The U.S. Environmental Protection Agency (EPA) is launching a new design competition called the Campus RainWorks Challenge to encourage student teams on college and university campuses across the country to develop innovative approaches to stormwater management.
Beyond Granite Design Competition for a new temporary outdoor commemorative installation in Washington, DC has been announced by The National Capital Planning Commission (NCPC) and the General Services Administration (GSA). The design competition and resulting installation are intended to enhance a prominent but underutilized public space in the city’s monumental core while fostering public dialogue regarding the nature of commemoration in the nation’s capital.
“The commemoration of our country’s historic leaders, events and ideas is an issue of national and long-standing significance,” noted NCPC Executive Director Marcel Acosta. “As one of the agencies involved with reviewing proposals for new memorials in the nation’s capital, NCPC is excited to be exploring a new and innovative form of commemoration that has the potential to enrich Washington’s cultural landscape, while relieving pressure on the National Mall to accommodate new permanent memorials.”
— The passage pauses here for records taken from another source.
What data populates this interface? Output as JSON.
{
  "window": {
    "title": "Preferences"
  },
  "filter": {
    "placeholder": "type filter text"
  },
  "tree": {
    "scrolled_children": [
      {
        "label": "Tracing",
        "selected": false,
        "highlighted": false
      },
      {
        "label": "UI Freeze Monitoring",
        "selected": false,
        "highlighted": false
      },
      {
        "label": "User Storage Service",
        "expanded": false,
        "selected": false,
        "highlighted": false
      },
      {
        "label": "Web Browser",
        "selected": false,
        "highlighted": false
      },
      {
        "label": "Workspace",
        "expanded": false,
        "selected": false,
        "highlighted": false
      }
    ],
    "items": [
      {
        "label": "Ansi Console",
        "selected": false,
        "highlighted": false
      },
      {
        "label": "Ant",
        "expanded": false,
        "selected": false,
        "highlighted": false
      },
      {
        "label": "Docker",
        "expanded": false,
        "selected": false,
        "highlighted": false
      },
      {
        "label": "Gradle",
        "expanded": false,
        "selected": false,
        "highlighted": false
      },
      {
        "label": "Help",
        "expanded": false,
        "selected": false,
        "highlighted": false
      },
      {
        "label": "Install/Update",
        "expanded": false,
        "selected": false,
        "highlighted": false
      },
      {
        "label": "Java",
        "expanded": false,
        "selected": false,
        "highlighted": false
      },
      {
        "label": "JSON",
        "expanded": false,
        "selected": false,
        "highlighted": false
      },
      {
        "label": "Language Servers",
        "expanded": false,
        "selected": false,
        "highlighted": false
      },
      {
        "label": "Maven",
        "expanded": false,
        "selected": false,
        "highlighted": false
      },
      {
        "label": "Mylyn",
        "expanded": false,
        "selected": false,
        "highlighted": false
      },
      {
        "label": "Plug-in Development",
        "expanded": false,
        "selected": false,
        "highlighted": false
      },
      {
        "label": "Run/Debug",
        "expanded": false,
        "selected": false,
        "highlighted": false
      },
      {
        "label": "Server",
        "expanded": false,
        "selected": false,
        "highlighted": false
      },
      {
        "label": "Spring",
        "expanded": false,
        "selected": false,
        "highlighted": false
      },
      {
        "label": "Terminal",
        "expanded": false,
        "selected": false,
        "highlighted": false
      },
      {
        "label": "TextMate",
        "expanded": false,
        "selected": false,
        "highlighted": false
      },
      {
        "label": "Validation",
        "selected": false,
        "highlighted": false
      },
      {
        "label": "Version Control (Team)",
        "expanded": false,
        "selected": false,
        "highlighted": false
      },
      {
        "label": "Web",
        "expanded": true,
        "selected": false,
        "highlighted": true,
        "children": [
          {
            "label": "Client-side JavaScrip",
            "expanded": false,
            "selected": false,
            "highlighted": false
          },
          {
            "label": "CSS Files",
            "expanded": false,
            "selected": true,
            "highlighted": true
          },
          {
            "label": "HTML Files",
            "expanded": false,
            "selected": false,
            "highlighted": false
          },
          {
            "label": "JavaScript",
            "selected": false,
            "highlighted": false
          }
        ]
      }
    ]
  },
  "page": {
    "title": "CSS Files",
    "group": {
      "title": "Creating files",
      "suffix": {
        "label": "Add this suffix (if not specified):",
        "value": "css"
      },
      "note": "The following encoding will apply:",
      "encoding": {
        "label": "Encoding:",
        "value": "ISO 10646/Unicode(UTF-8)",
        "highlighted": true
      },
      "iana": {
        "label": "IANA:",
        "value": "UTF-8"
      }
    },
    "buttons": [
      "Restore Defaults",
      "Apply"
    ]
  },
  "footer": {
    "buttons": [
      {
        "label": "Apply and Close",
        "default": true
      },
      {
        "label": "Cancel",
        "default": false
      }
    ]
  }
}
NCPC and GSA invite artists and/or design professionals, working as individuals or teams, to propose ideas for an innovative temporary commemorative work that embodies the competition’s commemorative theme—the founding principles and positive impact of Earth Day, the world’s largest civic observance. The proposed site for the temporary installation is the Ariel Rios Hemicycle, a grassy semi-circle along the west side of 12th Street, NW between Pennsylvania and Constitution Avenues in the heart of Washington’s Federal Triangle. The site is near the headquarters of the Environmental Protection Agency. Continue reading ‘Beyond Granite’ Design Competition announced
Billing the effort as light on study and heavy on action, environmental leaders say they’re seeking to heal the Great Lakes ecosystem from “150 years of abuse” and to ensure that “fish are safe to eat; the water is safe to drink; the beaches and waters are safe for swimming, surfing, boating and recreating; native species and habitats are protected and thriving; no community suffers disproportionately from the impacts of pollution; and the Great Lakes are a healthy place for people and wildlife to live.”